    Another thing to check is that the gas valve doesn't open before the ignitor is a brilliant orange color. If you have a bad wiring connection going to the igniter, it may take it longer to reach ignition temperature and if gas is already pouring into the chamber, when it does ignite it would do so in a fantastic way.

    The most important thing you can do is hire someone who knows what the heck is going on with this stuff and do it without delay.
  • Ironman
    Ironman Member Posts: 7,338
    Make sure the burners are sloped toward the manifold, not away from it. Otherwise, gas will flood the far end of the burner and pool back towards the manifold until it reaches the point of ignition - then: KABOOM! This is an LP phenomenon because it's heavier than air.

    Pretty much what Harvey said with a slightly different cause.

    Also, it needs to be confirmed that the flue is drafting properly.
    Bob Boan
    You can choose to do what you want, but you cannot choose the consequences.
    SWEIHarvey Ramer
  • Harvey Ramer
    Harvey Ramer Member Posts: 2,239
    edited February 2016
    I just glanced at the manual for your boiler and it appears you have either a standing pilot or intermittent pilot.
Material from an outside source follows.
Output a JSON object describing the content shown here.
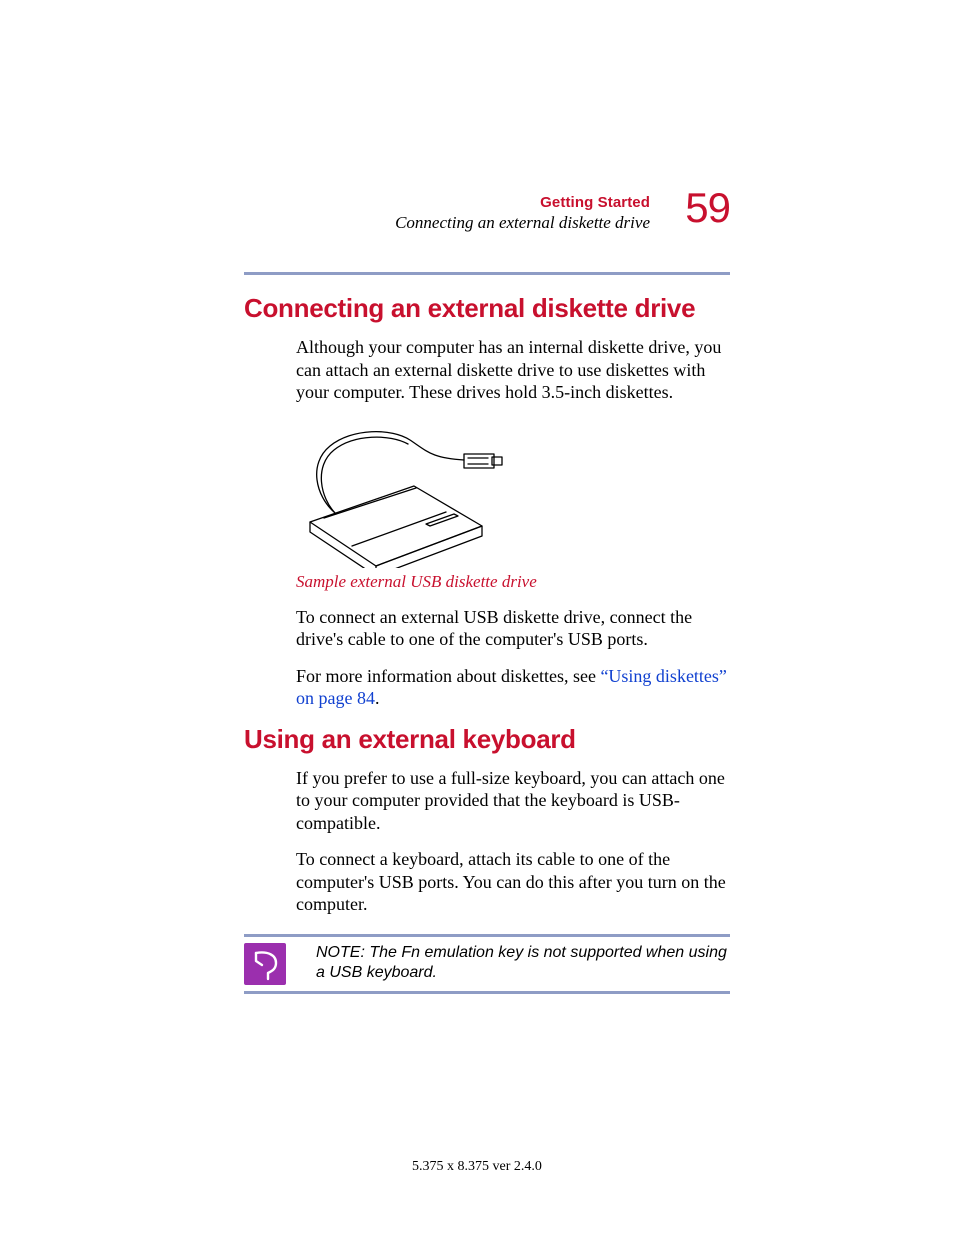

    Make sure the pilot has a 2 pronged flame so it can ignite the burner tubes on either side.

    Make sure the burner tubes are all clean with all the holes open.

    Make sure the orfices on the manifold are all open and not partially clogged.

    The gas pressure at the inlet of the gas valve must be between 11" min. and 12" max wc. pressure. If it isn't, replace the regulators and have them properly set. As Jughne mentioned.

    When the burner is running, make sure the air shutters on the burner tubes are properly set for the right fuel/air mixture. An experienced tech will know what the flame is supposed to look like. Figure 3.2 in the boiler manual.

    If the air shutters are not properly set, or the gas pressures are to high or to low, this will cause an incorrect fuel/air mixture and will not ignite smoothly.


  • TheRichFish
    TheRichFish Member Posts: 3
    Success! (at least for now). Replaced the regulators, no change. Called in another company, they checked everything, turns out the gas valve was only at 8 pressure, they put a new one in. And a prior technician had put the pilot light at one edge of the burners, they moved it to where it was supposed to be. Everything is working much better now, can't even hear it ignite. Thanks again for everyone's help!
  • Harvey Ramer
    Harvey Ramer Member Posts: 2,239
    Glad to hear it's working for you! Sounds like you have a new heat guy. Stick with him.